What I don’t get is the immediate knee jerk reaction that takes place every day based on the variety of opinions from more directions than there are on a box of stove top stuffing (you should see how many different ways you can make that stuff).

What we need is some stability and consistency in the way we approach the issues, rather than a daily dose of inflammation from the media, the Fed, the Analysts, the bots, the algos, and Chicken Little. We need to make good decisions on the companies we are invested in, not the misinformation or the disinformation put out by others that are only looking out for their self interests.

Please don’t rush to judgement every time someone says something negative about the economy and companies that you are invested in. If you do, you will be rushing to judgement every day. Be smart, stay strong, and be patient.  

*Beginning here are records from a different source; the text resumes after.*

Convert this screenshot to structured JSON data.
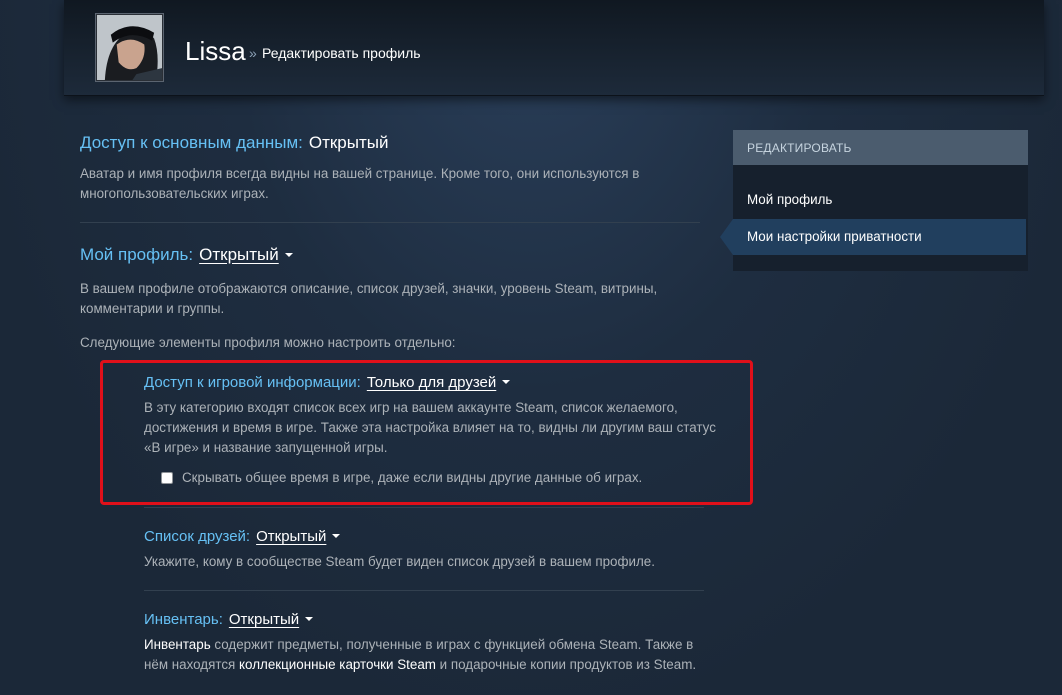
{
  "header": {
    "name": "Lissa",
    "separator": "»",
    "subtitle": "Редактировать профиль"
  },
  "basic": {
    "label": "Доступ к основным данным:",
    "value": "Открытый",
    "description": "Аватар и имя профиля всегда видны на вашей странице. Кроме того, они используются в многопользовательских играх."
  },
  "profile": {
    "label": "Мой профиль:",
    "value": "Открытый",
    "description": "В вашем профиле отображаются описание, список друзей, значки, уровень Steam, витрины, комментарии и группы.",
    "note": "Следующие элементы профиля можно настроить отдельно:"
  },
  "game_details": {
    "label": "Доступ к игровой информации:",
    "value": "Только для друзей",
    "description": "В эту категорию входят список всех игр на вашем аккаунте Steam, список желаемого, достижения и время в игре. Также эта настройка влияет на то, видны ли другим ваш статус «В игре» и название запущенной игры.",
    "checkbox_label": "Скрывать общее время в игре, даже если видны другие данные об играх.",
    "checkbox_checked": false
  },
  "friends": {
    "label": "Список друзей:",
    "value": "Открытый",
    "description": "Укажите, кому в сообществе Steam будет виден список друзей в вашем профиле."
  },
  "inventory": {
    "label": "Инвентарь:",
    "value": "Открытый",
    "desc_bold1": "Инвентарь",
    "desc_part1": " содержит предметы, полученные в играх с функцией обмена Steam. Также в нём находятся ",
    "desc_bold2": "коллекционные карточки Steam",
    "desc_part2": " и подарочные копии продуктов из Steam."
  },
  "sidebar": {
    "heading": "РЕДАКТИРОВАТЬ",
    "items": [
      {
        "label": "Мой профиль",
        "active": false
      },
      {
        "label": "Мои настройки приватности",
        "active": true
      }
    ]
  },
  "colors": {
    "background": "#1b2838",
    "accent_blue": "#66c0f4",
    "highlight_box": "#e0101a"
  }
}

— Dick K.

^ This! This is the way.

This Is Dick Be Like Dick Meme

Dick, thank you for writing in and thank you so much for that breath of fresh air!

Great Ones, if you won’t listen to me, listen to Dick. Don’t leave him dangling in the wind.

The financial media’s job isn’t to inform you. It’s to make money. And they do that by using clickbait headlines, sensational stories and hyped-up hyperbole.

But, Mr. Great Stuff … isn’t that, like, exactly what YOU do?

Well, sort of. When I’m making extraordinary claims and sensationalist headlines … I’m typically joking and poking fun at the establishment. Y’all get that, right?

Hopefully y’all can tell the difference between when I’m poking fun and when I’m making a serious point. If not, I’m more than happy to clarify … just drop me a line at and I’ll be sure to explain the joke for ya.

That aside, Dick’s point is spot on … and it’s one of the major themes we like to repeatedly harp on here at Great Stuff: Ignore sensationalist headlines (except mine, of course), do your due diligence with research, invest only in solid companies and … for the love of all that’s holy … don’t trade knee-jerk reactions.

The only exception to these rules is if you’re an earnings day trader like Mitchell up there. Good ol’ Mitchell probably eats hyperbole and sensationalism for breakfast and turns it into profits by the close of trading.

Anywho, Dick, you get the official Great Stuff Common Sense award for April. (It’s only a model.) Congratulations, and thank you, dude!


I know you like two-word phrases that rhyme.   {Who doesn’t?}

Like “burning yearning” and today’s “inflation nation” and maybe even [subconsciously?] “mumbo-jumbo”.

As I looked up to the sky [not sure why] yesterday evening, the following description of the cloud formation came instantly to mind:

“Whirling, swirling, twirling”

Surely you can fit that into an economic analysis at some point in the future…    Be my guest.

— Ken B.

Market uncertainty Meme

Ken, you live in a legal state, don’t you? I’m not judging. Just envious.

Back in the day, I worked with a group that had a “Word of the Day” challenge where we would try to incorporate one rather unusual word — like “vociferous” or “riposte” or “cacophony” — into whatever we were writing about that day.

So I’m sure I can work “whirling, swirling, twirling” into an economic analysis at some point. Gotta put that one on the note board.

Thanks for writing in, Ken, you paragon of pareidolia.


What is it? — Isaiah F.

It’s it. (What is it?) It’s it. (What is it?)

Isaiah, can you feel it, see it, here it today? If you can’t, then it doesn’t matter anyway. I mean, you want it all, but you can’t have it.

Thanks for writing in with your unintentional (?) Faith No More lyrics, Isaiah.

And on that note … I’m going to call it a day. There’s nowhere to go but down after a Faith No More reference. Mike Patton is the man, after all.

Remember, you too can join in the Friday Feedback fun by sending your questions, rants and market insanity to:

And once you’re done yapping our virtual ear off in the inbox, catch up on all the Great Stuff you might’ve missed online at!

In the meantime, here’s where you can find our other junk — erm, I mean where you can check out some more Greatness:

Until next time, stay Great!

Joseph Hargett. Editor of Great Stuff

Joseph Hargett
Editor, Great Stuff